(Gary Cirullo, the owner, signed the Connecticut NOFA pledge, which means he’s committed to running his farm with sound economic and ecologic principles.)
Mom and I spent a fair amount of time talking to Nancy Dunn, who was there minding the scapes.
Garlic scapes, she told us, are really very versatile. You can grind them up into pesto, grill them like asparagus, saute them and serve them in salads or sides, and even eat them raw. You can also blanche and freeze them. (Not to mention keep them fresh in water *and* have a pretty striking centerpiece for your dinner table.)
Hmmm. Pesto, eh? My wheels started to turn. We bagged up a half-a-pound and headed home.
Don’t miss the garlic scapes!
The Garlic Farm will be running its Garlic Scape Weekend for one last weekend, on June 20-21. If you’re in the area, definitely swing by. (For more information, visit their website or call 860-653-0291.)
Phew! That concludes today’s lesson on garlic scapes.
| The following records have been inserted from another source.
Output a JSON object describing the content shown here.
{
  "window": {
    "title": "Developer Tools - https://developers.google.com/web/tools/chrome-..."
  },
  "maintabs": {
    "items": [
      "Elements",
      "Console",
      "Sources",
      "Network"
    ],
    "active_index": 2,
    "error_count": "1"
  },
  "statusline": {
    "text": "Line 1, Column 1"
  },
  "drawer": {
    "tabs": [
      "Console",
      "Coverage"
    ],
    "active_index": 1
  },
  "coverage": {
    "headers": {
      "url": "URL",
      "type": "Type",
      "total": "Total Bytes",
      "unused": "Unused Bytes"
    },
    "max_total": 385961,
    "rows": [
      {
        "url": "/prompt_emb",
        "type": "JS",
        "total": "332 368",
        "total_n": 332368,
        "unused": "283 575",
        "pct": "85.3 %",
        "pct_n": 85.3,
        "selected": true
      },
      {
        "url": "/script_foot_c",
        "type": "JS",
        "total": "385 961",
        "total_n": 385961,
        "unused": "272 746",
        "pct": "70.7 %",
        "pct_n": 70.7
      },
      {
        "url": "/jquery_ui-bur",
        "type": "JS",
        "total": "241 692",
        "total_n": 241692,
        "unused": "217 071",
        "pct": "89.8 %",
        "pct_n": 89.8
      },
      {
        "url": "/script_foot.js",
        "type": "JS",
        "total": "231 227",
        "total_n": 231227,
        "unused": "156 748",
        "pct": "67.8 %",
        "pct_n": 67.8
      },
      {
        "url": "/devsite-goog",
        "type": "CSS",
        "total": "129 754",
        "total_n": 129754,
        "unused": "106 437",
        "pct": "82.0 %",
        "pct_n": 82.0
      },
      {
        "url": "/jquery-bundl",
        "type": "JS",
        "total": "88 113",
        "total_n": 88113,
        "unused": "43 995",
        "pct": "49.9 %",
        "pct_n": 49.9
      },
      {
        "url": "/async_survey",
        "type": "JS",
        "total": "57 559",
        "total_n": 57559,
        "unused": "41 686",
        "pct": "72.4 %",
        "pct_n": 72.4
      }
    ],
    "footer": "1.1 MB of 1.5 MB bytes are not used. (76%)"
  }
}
On to the pesto!
How to make garlic scape-based pesto
This is some of the garlic-iest stuff I’ve ever had in my life. It’s packed with fresh garlic flavor that’s tempered by generous amounts of grated Parmesan and high-quality extra virgin olive oil.
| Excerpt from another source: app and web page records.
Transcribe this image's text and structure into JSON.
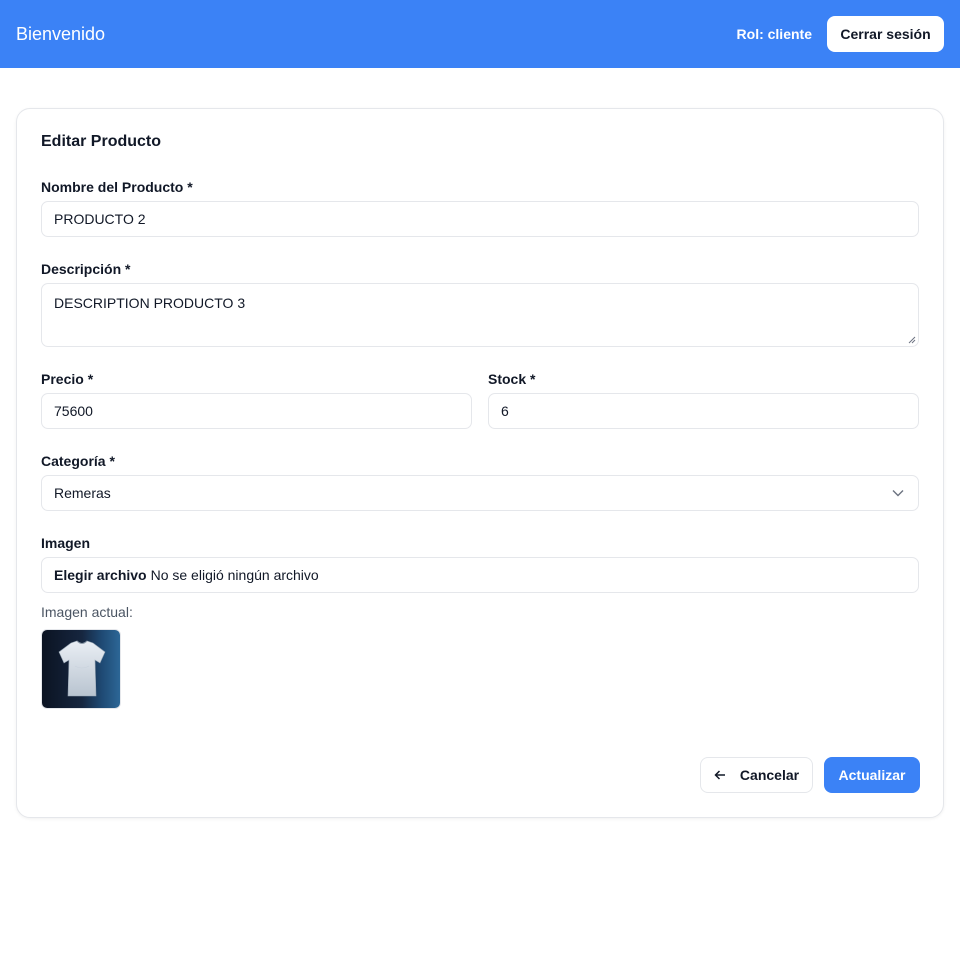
{
  "header": {
    "brand": "Bienvenido",
    "role": "Rol: cliente",
    "logout_label": "Cerrar sesión",
    "background_color": "#3b82f6"
  },
  "form": {
    "title": "Editar Producto",
    "name": {
      "label": "Nombre del Producto *",
      "value": "PRODUCTO 2"
    },
    "description": {
      "label": "Descripción *",
      "value": "DESCRIPTION PRODUCTO 3"
    },
    "price": {
      "label": "Precio *",
      "value": "75600"
    },
    "stock": {
      "label": "Stock *",
      "value": "6"
    },
    "category": {
      "label": "Categoría *",
      "value": "Remeras",
      "icon": "chevron-down-icon"
    },
    "image": {
      "label": "Imagen",
      "choose_label": "Elegir archivo",
      "no_file_text": "No se eligió ningún archivo",
      "current_label": "Imagen actual:",
      "current_image": "tshirt-product-image"
    },
    "cancel_label": "Cancelar",
    "cancel_icon": "arrow-left-icon",
    "submit_label": "Actualizar",
    "accent_color": "#3b82f6"
  }
}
A handful of pine nuts deepens the flavor and adds a little, well, nuttiness.
A little goes a long way. Toss it in pasta. Slather it on sandwiches. Use it as a dip for raw veggies. Thin it out with more olive oil and a little lemon juice for a fabulous impromptu salad dressing. In short, treat it like regular pesto. It won’t disappoint.
Garlic Scape Pesto
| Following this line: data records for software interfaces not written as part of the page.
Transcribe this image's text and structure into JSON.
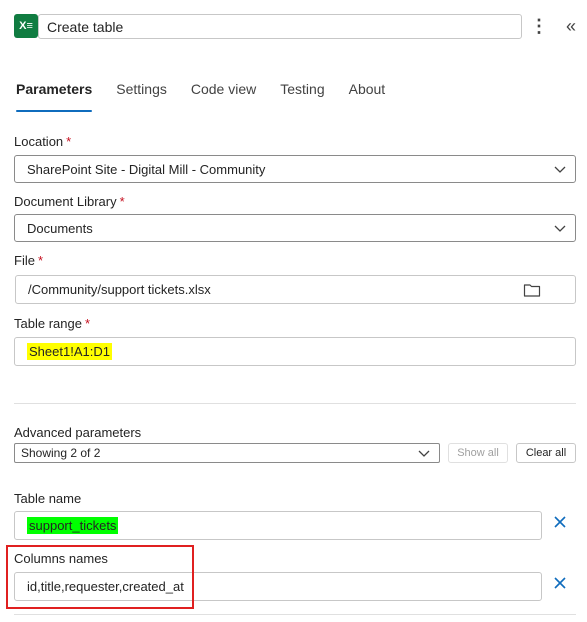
{
  "header": {
    "app_icon": "excel-icon",
    "app_icon_letters": "X≡",
    "title": "Create table",
    "more_icon": "more-vertical-icon",
    "more_glyph": "⋮",
    "collapse_icon": "double-chevron-left-icon",
    "collapse_glyph": "«"
  },
  "tabs": [
    {
      "label": "Parameters",
      "active": true
    },
    {
      "label": "Settings"
    },
    {
      "label": "Code view"
    },
    {
      "label": "Testing"
    },
    {
      "label": "About"
    }
  ],
  "fields": {
    "location": {
      "label": "Location",
      "required": "*",
      "value": "SharePoint Site - Digital Mill - Community"
    },
    "library": {
      "label": "Document Library",
      "required": "*",
      "value": "Documents"
    },
    "file": {
      "label": "File",
      "required": "*",
      "value": "/Community/support tickets.xlsx",
      "icon": "folder-icon"
    },
    "table_range": {
      "label": "Table range",
      "required": "*",
      "value": "Sheet1!A1:D1"
    }
  },
  "advanced": {
    "label": "Advanced parameters",
    "selected": "Showing 2 of 2",
    "show_all": "Show all",
    "clear_all": "Clear all"
  },
  "extra_fields": {
    "table_name": {
      "label": "Table name",
      "value": "support_tickets"
    },
    "columns_names": {
      "label": "Columns names",
      "value": "id,title,requester,created_at"
    }
  },
  "colors": {
    "accent": "#0f6cbd",
    "excel_green": "#107c41",
    "required": "#c50f1f",
    "highlight_yellow": "#ffff00",
    "highlight_green": "#00ff00",
    "annotation_red": "#e02020"
  }
}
1/2 lb. garlic scapes (about 15 scapes)
3/4 cup grated parmesan
1/3 cup pine nuts
1 cup extra-virgin olive oil
juice from half a lemon
Makes about 2 1/2 cups
Wash and chop the garlic scapes
Grab your garlic scapes. (Say that 10 times fast.)
Rinse them well under cold water and towel them dry.
Chop them up roughly, so they fit better in the bowl of your food processor.
Grind the garlic scape pesto
Put the scapes into the bowl of your food processor.
Toss in the Parmesan.
Add the pine nuts.
Cap your food processor and pulse it a handful of times.
You want the ingredients to be roughly chopped, like this:
With your food processor running on low, drizzle in the olive oil.
Process the pesto until it’s thick, creamy, and fairly smooth, like this:
Squeeze in your lemon. (Traditional pestos don’t include lemon, but I’m glad I added it. It gave the pesto a nice brightness. Add it or leave it out…totally your call.)
Your finished pesto should be able to hold its own on a fork. (If you like your pesto thinner, add more olive oil.)
Scrape the pesto out into a bowl. Garnish with pine nuts, if you like.
The pesto should keep for about a month in the fridge, well wrapped. Like all pesto, it will separate. Just give it a stir before serving.